...in readiness for a big finish. Big, but hugely disappointing. Spectacular, but ultimately meaningless. The answer to the big question is summed up with the extraordinary exchange between Morpheus and the Oracle: 'Did you know it was going to happen?' 'No, but I believed it would.' So faith is the issue, then, not knowledge or predestination. Okaaaay... but then you have to ask Faith in what?
This third film in the trilogy is packed with familiar fight style and with the most impressive sequence of special effects as the city of Zion is attacked. But other filmic essentials, such as characterisation, plot and theme have been largely side-stepped.
On the plus side, Trinity is back in her Diana Rigg role, especially in the excellent scene with the splendidly bountiful Persephone, and Neo seems less self-doubting. The Oracle is fun and the Mr Smiths are crazier than ever, but somehow less menacing as the movie proceeds. Maniacal laughter with reverb isn't all that meaningful.
Morpheus, however, is merely a commentator, and then fades into the role of Phones to Mrs Smith's Troy Tempest, as they mount an attack on the machines in their version of Stingray. The effort that was poured into the main characters through the first movie has not continued through the sequels, but minor characters who seemed walk-ons in part two have become heroes and essential to the action of part three. How odd that Neo's role is not to buckle much swash worth mentioning but to rescue the Indian family in the underground station on the road to nowhere and to blindly stand against the wierdness which fills the screen for the final twenty minutes.
I was left with the distinct feeling that the first film is much stronger without the other two; the answers to the questions are hopelessly incomplete and intellectually unsatisfying. Belief isn't enough. You have to have faith in something - yourself, your God, even in some daft motto, such as 'love means never having to say you're sorry'. I could have coped with a silly ending, but to leave me dangling in mid-air with what the author feels is a solid conclusion is just annoying.

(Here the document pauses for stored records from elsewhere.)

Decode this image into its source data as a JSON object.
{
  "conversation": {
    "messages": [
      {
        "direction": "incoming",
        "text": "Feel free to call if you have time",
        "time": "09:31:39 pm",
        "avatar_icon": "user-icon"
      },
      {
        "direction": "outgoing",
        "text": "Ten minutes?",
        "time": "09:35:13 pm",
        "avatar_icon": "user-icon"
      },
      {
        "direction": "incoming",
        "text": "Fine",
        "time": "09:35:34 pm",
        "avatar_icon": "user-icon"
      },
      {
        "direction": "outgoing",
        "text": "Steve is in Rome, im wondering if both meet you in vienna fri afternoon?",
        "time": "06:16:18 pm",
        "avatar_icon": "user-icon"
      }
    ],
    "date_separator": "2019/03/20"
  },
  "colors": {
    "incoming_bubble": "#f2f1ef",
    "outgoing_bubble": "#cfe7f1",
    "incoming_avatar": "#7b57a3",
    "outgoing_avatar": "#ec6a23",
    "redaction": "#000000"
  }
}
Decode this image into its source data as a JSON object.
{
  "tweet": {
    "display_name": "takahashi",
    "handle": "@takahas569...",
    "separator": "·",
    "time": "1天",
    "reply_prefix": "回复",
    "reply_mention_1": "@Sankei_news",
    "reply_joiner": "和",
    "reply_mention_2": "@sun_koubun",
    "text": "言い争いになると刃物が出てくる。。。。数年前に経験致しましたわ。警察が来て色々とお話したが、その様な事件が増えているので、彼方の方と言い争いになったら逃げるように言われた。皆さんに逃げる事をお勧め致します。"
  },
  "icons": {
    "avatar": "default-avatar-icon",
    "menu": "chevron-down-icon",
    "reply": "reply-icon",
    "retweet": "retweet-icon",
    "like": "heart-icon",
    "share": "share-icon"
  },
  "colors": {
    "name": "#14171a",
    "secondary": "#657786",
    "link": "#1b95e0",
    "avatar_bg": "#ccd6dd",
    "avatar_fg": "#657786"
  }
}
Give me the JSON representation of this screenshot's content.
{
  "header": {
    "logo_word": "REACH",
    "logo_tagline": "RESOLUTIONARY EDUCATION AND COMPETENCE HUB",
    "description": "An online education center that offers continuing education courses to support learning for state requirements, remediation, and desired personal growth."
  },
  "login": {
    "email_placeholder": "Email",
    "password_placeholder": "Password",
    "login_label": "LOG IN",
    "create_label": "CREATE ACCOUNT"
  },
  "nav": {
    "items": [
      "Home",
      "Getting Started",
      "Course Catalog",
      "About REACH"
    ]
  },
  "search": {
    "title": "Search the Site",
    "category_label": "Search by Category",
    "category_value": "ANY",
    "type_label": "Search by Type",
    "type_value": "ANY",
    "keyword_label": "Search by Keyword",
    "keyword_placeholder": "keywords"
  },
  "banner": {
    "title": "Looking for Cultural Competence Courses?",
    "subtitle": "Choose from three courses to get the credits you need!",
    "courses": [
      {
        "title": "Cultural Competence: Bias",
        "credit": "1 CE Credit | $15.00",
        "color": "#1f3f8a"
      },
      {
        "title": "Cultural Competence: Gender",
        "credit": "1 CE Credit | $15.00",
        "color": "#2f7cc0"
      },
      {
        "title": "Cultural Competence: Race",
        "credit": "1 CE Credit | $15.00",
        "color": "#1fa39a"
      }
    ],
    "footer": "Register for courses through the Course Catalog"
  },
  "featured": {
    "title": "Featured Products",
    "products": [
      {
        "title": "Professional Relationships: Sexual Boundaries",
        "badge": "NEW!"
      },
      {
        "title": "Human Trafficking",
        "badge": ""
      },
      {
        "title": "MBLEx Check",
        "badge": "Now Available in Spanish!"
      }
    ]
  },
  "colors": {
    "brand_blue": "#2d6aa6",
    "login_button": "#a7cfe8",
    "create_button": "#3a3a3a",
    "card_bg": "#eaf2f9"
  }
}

Having said that, the motorbike chase sequence was (I'll say it again) thrilling, and made the 2nd film worthwhile. But even with $40million looking well-spent on the battle scene, I wondered how this was answering the philosophical questions posed in the first movie.
Coen Brothers? Unfunny Marx Brothers more like!